When the violence of Amyr Hussyn rose to the extreme, his disposition totally changed, and he became proud, haughty, and arrogant, and did every thing he could to annihilate me; it therefore became requisite to take measures for avert­ing the danger, and of living in safety. I in consequence arranged my army, and placing the foot of courage in the stirrup of resolution, I ordered Pulād Bughā and Amyr Khēlyl, although the agents of, and supported by Amyr Hus­syn, to be brought before me, I addressed them as follows; “what has Amyr Hussyn become a renegado, and turned Christian, that he forgets his oath taken on the holy Korān, and has bound round him the sword of vengeance against me, and against my horde and clan?
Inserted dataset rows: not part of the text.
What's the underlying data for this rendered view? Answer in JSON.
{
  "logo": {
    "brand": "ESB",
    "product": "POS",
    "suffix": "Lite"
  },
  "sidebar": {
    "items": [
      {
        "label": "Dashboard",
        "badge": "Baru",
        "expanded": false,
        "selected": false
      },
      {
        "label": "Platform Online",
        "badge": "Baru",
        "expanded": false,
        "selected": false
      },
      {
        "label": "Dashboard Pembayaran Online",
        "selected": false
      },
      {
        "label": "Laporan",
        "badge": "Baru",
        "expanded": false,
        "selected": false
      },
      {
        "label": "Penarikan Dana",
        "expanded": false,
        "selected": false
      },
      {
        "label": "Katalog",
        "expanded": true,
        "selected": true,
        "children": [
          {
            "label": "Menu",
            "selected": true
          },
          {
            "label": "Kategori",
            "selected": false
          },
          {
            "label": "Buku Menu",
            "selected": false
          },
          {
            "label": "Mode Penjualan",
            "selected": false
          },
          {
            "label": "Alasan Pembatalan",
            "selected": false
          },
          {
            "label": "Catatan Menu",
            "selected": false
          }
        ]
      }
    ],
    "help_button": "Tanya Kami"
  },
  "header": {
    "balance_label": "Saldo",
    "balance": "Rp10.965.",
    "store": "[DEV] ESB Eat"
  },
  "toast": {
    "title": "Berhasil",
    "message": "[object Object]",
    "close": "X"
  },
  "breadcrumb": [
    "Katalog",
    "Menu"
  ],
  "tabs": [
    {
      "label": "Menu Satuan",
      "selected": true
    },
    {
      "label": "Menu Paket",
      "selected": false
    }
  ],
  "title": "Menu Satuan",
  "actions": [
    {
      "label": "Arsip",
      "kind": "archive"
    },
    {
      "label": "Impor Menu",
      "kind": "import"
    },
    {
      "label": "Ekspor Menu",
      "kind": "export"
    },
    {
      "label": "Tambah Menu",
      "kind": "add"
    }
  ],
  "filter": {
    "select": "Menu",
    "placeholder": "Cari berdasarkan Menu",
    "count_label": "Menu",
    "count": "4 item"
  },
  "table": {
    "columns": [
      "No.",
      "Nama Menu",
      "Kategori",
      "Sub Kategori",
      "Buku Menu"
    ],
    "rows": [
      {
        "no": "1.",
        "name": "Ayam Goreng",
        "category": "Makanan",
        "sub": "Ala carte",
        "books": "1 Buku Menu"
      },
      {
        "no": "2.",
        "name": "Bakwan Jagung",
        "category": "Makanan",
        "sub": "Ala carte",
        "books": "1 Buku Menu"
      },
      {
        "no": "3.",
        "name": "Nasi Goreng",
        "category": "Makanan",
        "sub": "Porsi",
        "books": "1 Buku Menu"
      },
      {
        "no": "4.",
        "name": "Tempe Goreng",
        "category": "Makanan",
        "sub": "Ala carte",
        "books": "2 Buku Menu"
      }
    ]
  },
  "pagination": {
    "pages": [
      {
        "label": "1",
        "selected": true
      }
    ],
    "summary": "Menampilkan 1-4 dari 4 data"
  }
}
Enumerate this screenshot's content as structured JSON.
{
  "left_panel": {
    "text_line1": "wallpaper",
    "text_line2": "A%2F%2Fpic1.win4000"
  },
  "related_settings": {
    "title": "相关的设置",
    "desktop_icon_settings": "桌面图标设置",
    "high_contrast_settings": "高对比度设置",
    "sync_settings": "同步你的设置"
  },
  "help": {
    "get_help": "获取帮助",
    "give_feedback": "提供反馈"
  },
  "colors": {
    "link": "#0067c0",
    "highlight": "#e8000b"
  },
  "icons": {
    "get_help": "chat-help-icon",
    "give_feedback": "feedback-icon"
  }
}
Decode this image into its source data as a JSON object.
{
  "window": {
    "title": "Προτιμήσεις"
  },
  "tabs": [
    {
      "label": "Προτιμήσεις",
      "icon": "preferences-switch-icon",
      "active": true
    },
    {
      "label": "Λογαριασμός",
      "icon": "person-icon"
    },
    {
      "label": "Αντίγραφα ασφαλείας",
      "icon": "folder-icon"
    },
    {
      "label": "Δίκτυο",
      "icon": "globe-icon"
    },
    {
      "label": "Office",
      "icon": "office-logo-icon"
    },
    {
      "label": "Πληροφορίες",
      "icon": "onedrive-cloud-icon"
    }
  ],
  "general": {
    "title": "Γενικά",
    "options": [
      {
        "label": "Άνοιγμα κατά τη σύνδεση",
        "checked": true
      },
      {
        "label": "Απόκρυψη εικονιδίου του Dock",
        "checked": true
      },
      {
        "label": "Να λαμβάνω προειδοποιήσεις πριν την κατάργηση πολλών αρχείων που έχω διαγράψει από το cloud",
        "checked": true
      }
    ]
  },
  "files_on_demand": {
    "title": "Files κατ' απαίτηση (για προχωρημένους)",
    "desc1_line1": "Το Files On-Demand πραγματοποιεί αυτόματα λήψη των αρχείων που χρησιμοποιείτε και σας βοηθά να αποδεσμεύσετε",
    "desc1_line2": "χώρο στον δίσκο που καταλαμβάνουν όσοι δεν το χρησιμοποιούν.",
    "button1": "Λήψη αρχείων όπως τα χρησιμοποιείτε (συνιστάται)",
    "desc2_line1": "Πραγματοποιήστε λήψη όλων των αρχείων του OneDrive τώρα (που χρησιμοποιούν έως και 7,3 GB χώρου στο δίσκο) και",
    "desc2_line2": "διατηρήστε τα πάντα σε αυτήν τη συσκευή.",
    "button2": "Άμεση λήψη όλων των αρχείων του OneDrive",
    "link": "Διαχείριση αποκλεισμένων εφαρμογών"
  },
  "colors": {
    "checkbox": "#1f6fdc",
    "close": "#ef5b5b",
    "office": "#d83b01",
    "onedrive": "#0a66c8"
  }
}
He shall not do so with impunity; three times has he sworn by the sacred volume, and given me solemn promises, and now breaks his vows, and has beaten the drum of enmity, and seeks my life; I have therefore made my preparations, and will shortly pay him a visit.”

I then summoned all the (Oulemā) learned body, and having explained to them all the circumstances above related, demanded their (Futwā) decision, they replied, “as he has been the first to break his promise, and has dared to forswear himself, doubtless he will fall into your Highness’s power.” When Pulād Bughā and Khēlyl heard these words, they trembled, I therefore sent them away that they might inform their master of what they had seen and heard. As soon as this intelligence was communicated to Amyr Hussyn, he beat the drum of discord, and sought an opportunity of seizing me by intrigue, but I placing the foot of determination in the plain of sincerity, boldly declared what­ever came into my mind, and said, “as long as Hussyn chose to be my friend, I was his friend, but now that he has chosen to be my enemy, he shall find me an enemy, and placing my trust in the favour of God, I loudly proclaimed, that up to this time, I have been amicably inclined towards him, but he, having broken his oath and promises, seeks to destroy me, I will therefore do every thing in my power to avert his evil designs:” on hearing this speech, my chiefs were all delighted, bound on the sword of unanimity, and prepared their clans for war.